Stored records
********************

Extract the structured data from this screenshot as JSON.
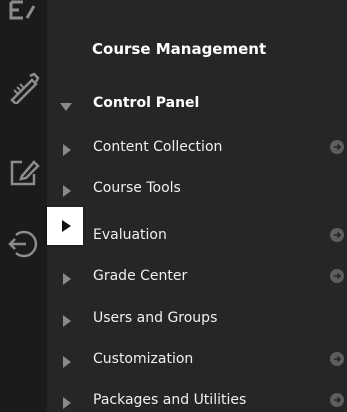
{
  "panel": {
    "title": "Course Management",
    "items": [
      {
        "label": "Control Panel",
        "expanded": true,
        "bold": true,
        "has_arrow": false
      },
      {
        "label": "Content Collection",
        "expanded": false,
        "bold": false,
        "has_arrow": true
      },
      {
        "label": "Course Tools",
        "expanded": false,
        "bold": false,
        "has_arrow": false
      },
      {
        "label": "Evaluation",
        "expanded": false,
        "bold": false,
        "has_arrow": true
      },
      {
        "label": "Grade Center",
        "expanded": false,
        "bold": false,
        "has_arrow": true
      },
      {
        "label": "Users and Groups",
        "expanded": false,
        "bold": false,
        "has_arrow": false
      },
      {
        "label": "Customization",
        "expanded": false,
        "bold": false,
        "has_arrow": true
      },
      {
        "label": "Packages and Utilities",
        "expanded": false,
        "bold": false,
        "has_arrow": true
      }
    ]
  },
  "rail": {
    "icons": [
      "edit-icon",
      "pencil-ruler-icon",
      "edit-box-icon",
      "exit-icon"
    ]
  },
  "toggle": {
    "icon": "play-right-icon"
  },
  "colors": {
    "rail_bg": "#1b1b1b",
    "panel_bg": "#262626",
    "text": "#f0f0f0",
    "caret": "#8a8a8a",
    "arrow_circle": "#5e5e5e"
  }
}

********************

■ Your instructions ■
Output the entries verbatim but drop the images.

■ Solution ■
Extract the structured data from this screenshot as JSON.
{
  "panel": {
    "title": "Course Management",
    "items": [
      {
        "label": "Control Panel",
        "expanded": true,
        "bold": true,
        "has_arrow": false
      },
      {
        "label": "Content Collection",
        "expanded": false,
        "bold": false,
        "has_arrow": true
      },
      {
        "label": "Course Tools",
        "expanded": false,
        "bold": false,
        "has_arrow": false
      },
      {
        "label": "Evaluation",
        "expanded": false,
        "bold": false,
        "has_arrow": true
      },
      {
        "label": "Grade Center",
        "expanded": false,
        "bold": false,
        "has_arrow": true
      },
      {
        "label": "Users and Groups",
        "expanded": false,
        "bold": false,
        "has_arrow": false
      },
      {
        "label": "Customization",
        "expanded": false,
        "bold": false,
        "has_arrow": true
      },
      {
        "label": "Packages and Utilities",
        "expanded": false,
        "bold": false,
        "has_arrow": true
      }
    ]
  },
  "rail": {
    "icons": [
      "edit-icon",
      "pencil-ruler-icon",
      "edit-box-icon",
      "exit-icon"
    ]
  },
  "toggle": {
    "icon": "play-right-icon"
  },
  "colors": {
    "rail_bg": "#1b1b1b",
    "panel_bg": "#262626",
    "text": "#f0f0f0",
    "caret": "#8a8a8a",
    "arrow_circle": "#5e5e5e"
  }
}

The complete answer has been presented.